A trial lawyer should always strive to uphold the law, to respect it, to apply it with mercy and sense, and to teach others to respect it as well. Lawyers should never denigrate the law or the cause of justice that it serves.
"If you talk to a man in a language he understands, that goes to his head. If you talk to him in his own language, that goes to his heart."
It's so easy for trial lawyers to fall into the bad habit of lecturing, to share only exposition and facts. It's mostly what we're taught to do when we learn to try cases, at least at a basic level. It's hard, sometimes, for lawyers to embrace the idea that the jury to whom they're speaking, to the Judge before whom they argue a motion, even to the client that they're trying to prepare for trial, that they need to speak in a language that that person understands, but more, that the person would use themselves. Having someone understand something isn't as good as having them accept it internally.
In order to apply this lesson, we need to get rid of our arrogance, our selfishness and our
self-importance as trial lawyers and accept the fact that other people may think and communicate in a different way. If you can adopt someone else's language and still get your message across, then you're truly a great communicator. If you can be brief and direct, it's better than being longwinded, something I tend to forget myself.
There's an old quote from Mark Twain about brevity: "I didn't have time to write a short letter, so I wrote a long one." Is this blog too long? I hope not.
"We must use time wisely and forever realize that the time is always ripe to do right."
Tomorrow may be a new day, but it may also may never come for you. Who knows what will happen tomorrow? Teaching your child right from wrong may be something best done tomorrow because you're tired today, but now is better. The time to do justice (to decide a matter, to pass a new law) may be more easily thrown into the future, but today's better; the sooner we do right, the less the harm that attends delay.
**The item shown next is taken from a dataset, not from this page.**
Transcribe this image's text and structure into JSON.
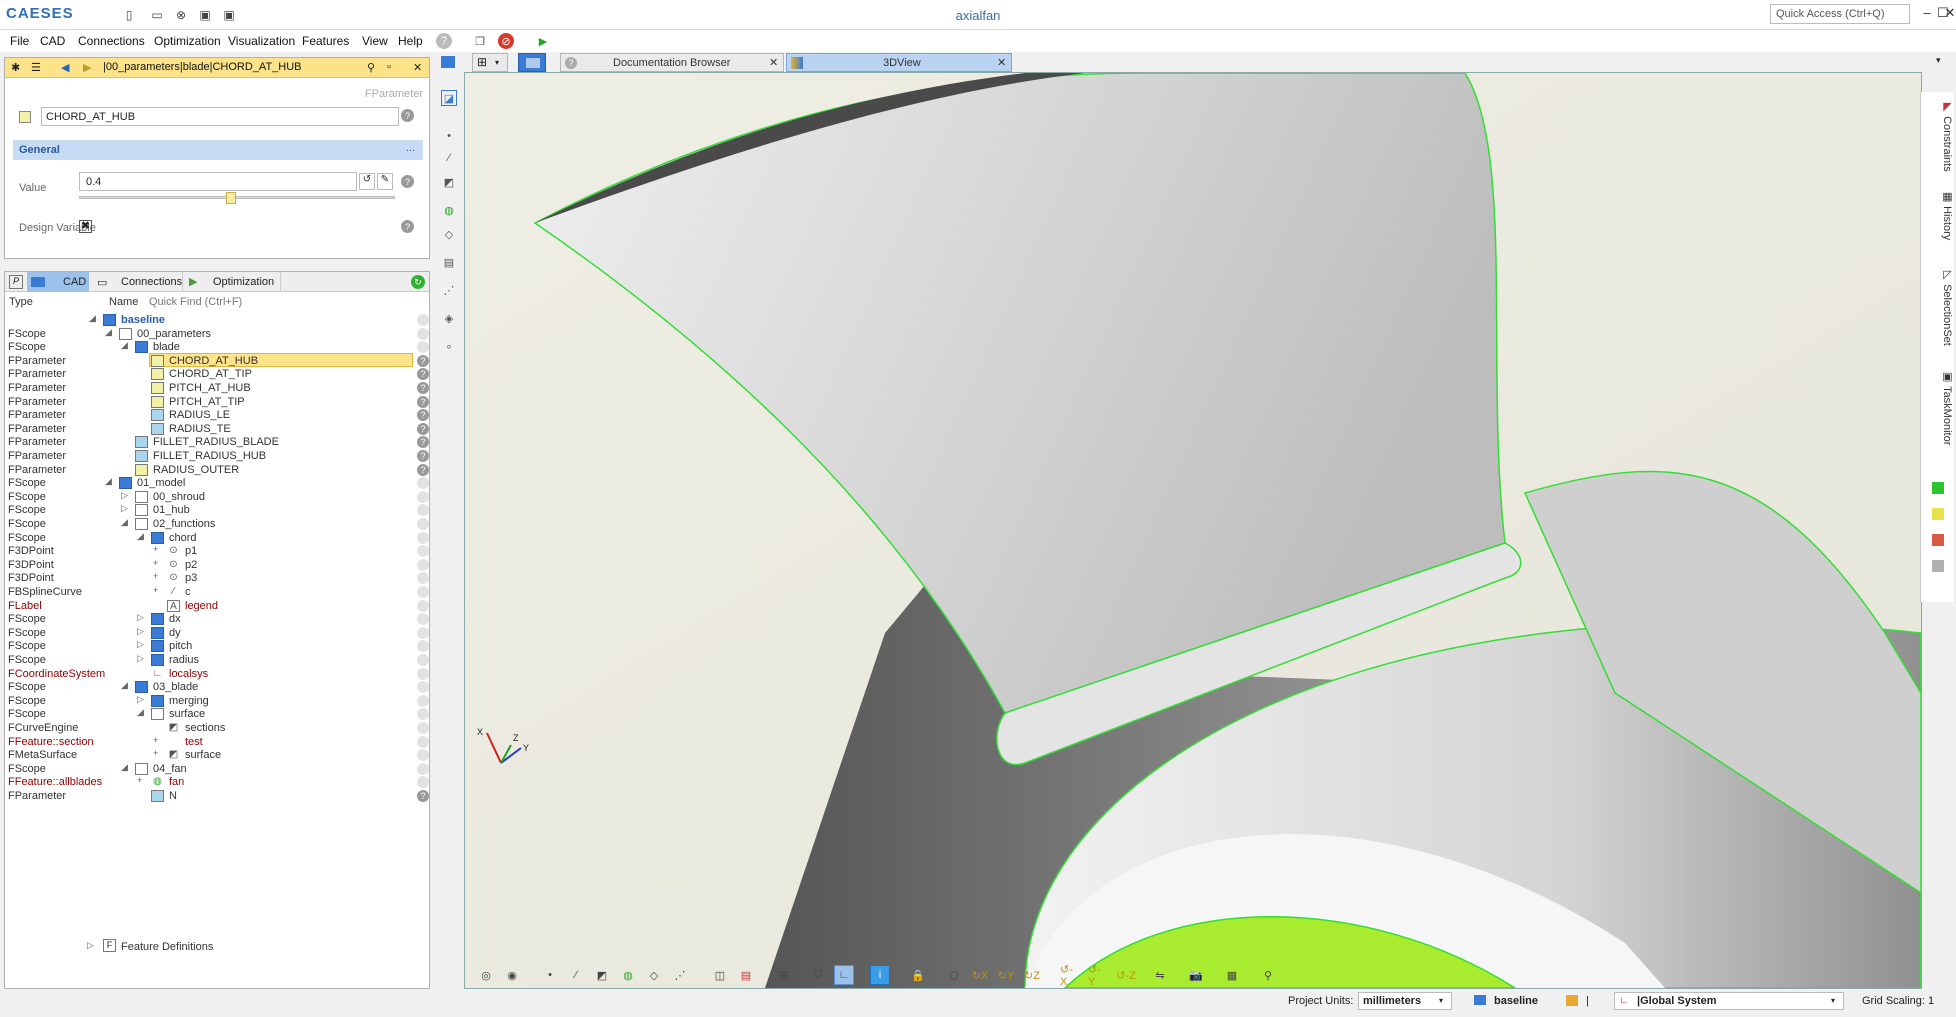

Today is the day to do right. Right now is the time to suggest that others do so.
"To deny people their human rights is to challenge their very humanity."
This is one of the most powerful statements I've ever heard, because human beings are only very intelligent and organized apes if we can't recognize that there's something transcendental about our human dignity. It's what civil rights is all about; it's something that no trial lawyer who does this work should ever forget.